November 1, 2006
The dust that condensed to form the sun, the Earth and the stuff of human bodies has long been thought to have originated in violent explosions of giant stars. But these explosions--called supernovae--can't account for all the dust in the cosmos. Now, observations with NASA's Spitzer Space Telescope, led by University of Minnesota astrophysicists, have found cosmic dust where it had never been found before. The finding implies that the deaths of smaller, humbler stars may have supplied the early dust that seeded the myriad stars like our sun, and produced dust more efficiently than the big guns. The work is published in the October issue of the Astrophysical Journal.
Though less spectacular than supernova explosions, the formation and release of dust into space by stars that die relatively quietly is a pivotal event in the evolution of new stars like the sun. Identifying sources of dust not only helps researchers draw a picture of how our solar system formed but can help in searches of the cosmos for events that may lead to the formation of new sunlike stars and planets.
Led by the university's Martha Boyer, a graduate student in astronomy, and astronomy professor Charles "Chick" Woodward, the research team found dust deep within an ancient pack of stars called a globular cluster. Known by its astronomical designation M15, the cluster contains hundreds of thousands of stars and is probably 12.5 billion years old, dating back to the early days of our Milky Way galaxy. Its stars are similar to the sun, but some of them are undergoing the death throes that the sun will experience one day. In that process, the stars swell up into huge, relatively cool stars known as red giants and give off a strong stellar wind containing the seeds of dust grains.

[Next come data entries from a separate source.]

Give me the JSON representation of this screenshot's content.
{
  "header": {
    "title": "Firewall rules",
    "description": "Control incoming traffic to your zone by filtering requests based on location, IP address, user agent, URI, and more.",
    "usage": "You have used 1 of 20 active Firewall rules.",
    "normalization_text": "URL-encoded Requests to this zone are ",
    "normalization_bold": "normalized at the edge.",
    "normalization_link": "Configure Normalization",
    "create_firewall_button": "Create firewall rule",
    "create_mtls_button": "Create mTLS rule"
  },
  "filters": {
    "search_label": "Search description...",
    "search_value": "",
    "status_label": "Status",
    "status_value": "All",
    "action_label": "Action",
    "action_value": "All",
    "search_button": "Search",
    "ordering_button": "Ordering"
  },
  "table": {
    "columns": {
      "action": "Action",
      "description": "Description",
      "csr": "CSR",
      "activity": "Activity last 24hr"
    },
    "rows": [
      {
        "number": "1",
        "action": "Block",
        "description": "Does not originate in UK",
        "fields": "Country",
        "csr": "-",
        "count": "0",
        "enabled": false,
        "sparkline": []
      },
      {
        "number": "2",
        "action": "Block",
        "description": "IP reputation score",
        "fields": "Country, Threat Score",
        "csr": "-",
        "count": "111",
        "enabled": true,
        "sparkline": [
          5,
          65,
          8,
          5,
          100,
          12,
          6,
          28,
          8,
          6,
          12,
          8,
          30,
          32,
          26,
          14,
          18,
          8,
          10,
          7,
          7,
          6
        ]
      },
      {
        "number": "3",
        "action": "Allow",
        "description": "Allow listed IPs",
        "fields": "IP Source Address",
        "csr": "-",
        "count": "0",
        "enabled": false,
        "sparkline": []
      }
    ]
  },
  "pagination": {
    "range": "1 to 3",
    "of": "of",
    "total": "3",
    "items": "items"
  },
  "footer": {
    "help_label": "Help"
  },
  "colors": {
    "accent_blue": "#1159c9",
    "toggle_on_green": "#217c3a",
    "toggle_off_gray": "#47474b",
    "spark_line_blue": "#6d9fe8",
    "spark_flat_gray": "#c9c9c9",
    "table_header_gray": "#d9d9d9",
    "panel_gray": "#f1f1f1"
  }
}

Most surprising about the find was that so much dust could have formed in M15 even though its stars contain very few metals. (In astronomy, "metals" are elements heavier than hydrogen and helium, the two lightest elements.) Metals like carbon, oxygen and nitrogen are necessary for forming the nuclei of small particles on which silicon and other elements can condense to form dust grains. But the ancient stars of M15 may be models of what the first stars in the universe were like. They contain mostly the primordial elements hydrogen and helium, which have not yet combined to form very much of the heavier metallic elements.
In stars with higher metal contents, carbon and oxygen often combine on the outer surface of the star to form carbon monoxide, a gas. But, in the metal-poor stars of M15, it could be that a lack of oxygen on the surface leaves more carbon free to form dust particles.
"Our work with globular clusters may show that dust can be made
efficiently by these ordinary stars, even though they lack heavy metals," said Boyer. "Then, perhaps, this dust combines with interstellar gas to form new stars and planets. About 13 billion years ago, most stars may have been like these, only not in clusters but everywhere, spewing out dust when they got old and turned into red giants."
According to Boyer, when new stars with solar systems form, they may be polluted by material ejected into space from both supernovae and ordinary stars like those of M15.
"These small stars are the majority of stars in the universe, in terms of
both mass and numbers," she said. "That's why it's important to know that they make so much dust. They're probably major contributors."
Researchers from the University of Keele, U.K., and the University of Arizona also contributed to the study. The work was supported by NASA.